Yet Democrats, and especially the party’s presidential candidates, should remember that during the 2016 campaign, the “Trump Digs Coal” message, while absurdly ineffectual as policy, proved stunningly effective politically. Trump’s identification with working-class energy concerns was a key element in helping him win the cultural allegiance of the industrial swing state voters who decided that election.
Such energy and climate symbolism will again play a major role in 2020. Sens. Elizabeth Warren and Bernie Sanders, for example, would ban all shale oil and gas fracking. That’s despite the fact that natural gas has been crucial to cutting U.S. carbon dioxide emissions in the past decade and to displacing coal, which has twice the carbon emissions of gas. Key swing states like Pennsylvania have deployed gas to cut coal use since 2010 by more than half, lowering carbon emissions dramatically in the process.
During the most recent Democratic debate, Sen. Amy Klobuchar was asked about her opposition to a ban on hydraulic fracturing, and she noted that natural gas was a key “transition fuel” that would still allow the United States to be carbon neutral by 2050.
Former Vice President Joe Biden, born in Scranton, Pennsylvania, also opposes a shale gas ban, but needs to be clearer in his remarks about the continuing need for natural gas in the clean energy transition.
Showing the centrality of the issue to his campaign, in August Trump staged an “energy rally” at a Pennsylvania petrochemical plant, which he went out of his way to describe as “made possible by clean, affordable, all-American natural gas.” He then parodied a couple discussing life under Democratic plans: “Darling, I want to watch Donald Trump on television tonight. But the wind stopped blowing and I can’t watch. There’s no electricity in the house.”
Climate not all grim for Democrats
Still, Democrats have important advantages they lacked in 2016. Public concern over climate change has risen markedly, due to devastating climate impacts that are increasingly impossible to ignore. New clean technologies — solar, wind, electric vehicles, electricity storage, carbon capture — are rapidly falling in price, yet they need government incentives to be more widely deployed. And more than 4 million clean energy jobs have become far more important to the U.S. economy, such that the two fastest growing jobs in America today are wind turbine technician and solar power installer.
Even so, threatening to immediately take away the shale natural gas and oil Americans still rely on for power, heat and transportation will strike most voters as punitive, not preventative.
So Democrats, don’t fall for inflaming the cultural fire that Trump, like an obsessed arsonist, is cynically setting. Instead, support candidates who will unite us around putting out the fires — and gaining the trust of voters we need to solve the climate issue crucial to all our futures.

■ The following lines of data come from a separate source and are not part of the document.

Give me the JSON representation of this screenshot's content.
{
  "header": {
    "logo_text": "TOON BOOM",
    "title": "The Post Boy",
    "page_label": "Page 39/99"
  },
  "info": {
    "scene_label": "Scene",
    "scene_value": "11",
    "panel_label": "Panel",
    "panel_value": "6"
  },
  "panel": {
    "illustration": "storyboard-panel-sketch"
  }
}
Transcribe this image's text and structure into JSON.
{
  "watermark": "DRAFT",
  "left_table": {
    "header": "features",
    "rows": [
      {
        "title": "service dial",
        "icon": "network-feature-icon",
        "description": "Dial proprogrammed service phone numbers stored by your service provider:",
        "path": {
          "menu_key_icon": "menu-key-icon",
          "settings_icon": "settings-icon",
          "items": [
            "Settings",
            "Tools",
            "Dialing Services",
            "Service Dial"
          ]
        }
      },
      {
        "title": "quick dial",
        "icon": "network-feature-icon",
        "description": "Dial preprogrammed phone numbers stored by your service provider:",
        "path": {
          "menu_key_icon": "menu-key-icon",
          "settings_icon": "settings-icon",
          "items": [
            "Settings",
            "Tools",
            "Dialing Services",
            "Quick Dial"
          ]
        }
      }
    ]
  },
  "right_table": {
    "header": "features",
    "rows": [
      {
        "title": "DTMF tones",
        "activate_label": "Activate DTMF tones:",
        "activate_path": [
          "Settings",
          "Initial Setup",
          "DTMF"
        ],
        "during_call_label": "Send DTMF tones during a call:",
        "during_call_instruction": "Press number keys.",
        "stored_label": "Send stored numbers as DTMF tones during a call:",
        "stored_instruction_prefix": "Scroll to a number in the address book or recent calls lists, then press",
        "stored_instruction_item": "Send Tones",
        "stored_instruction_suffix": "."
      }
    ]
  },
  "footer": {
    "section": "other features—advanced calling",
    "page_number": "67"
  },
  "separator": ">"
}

Paul Bledsoe is a senior adviser at the Progressive Policy Institute and a lecturer at American University’s Center for Environmental Policy. He served on the White House Climate Change Task Force under President Bill Clinton. Follow him on Twitter:@paulbledsoe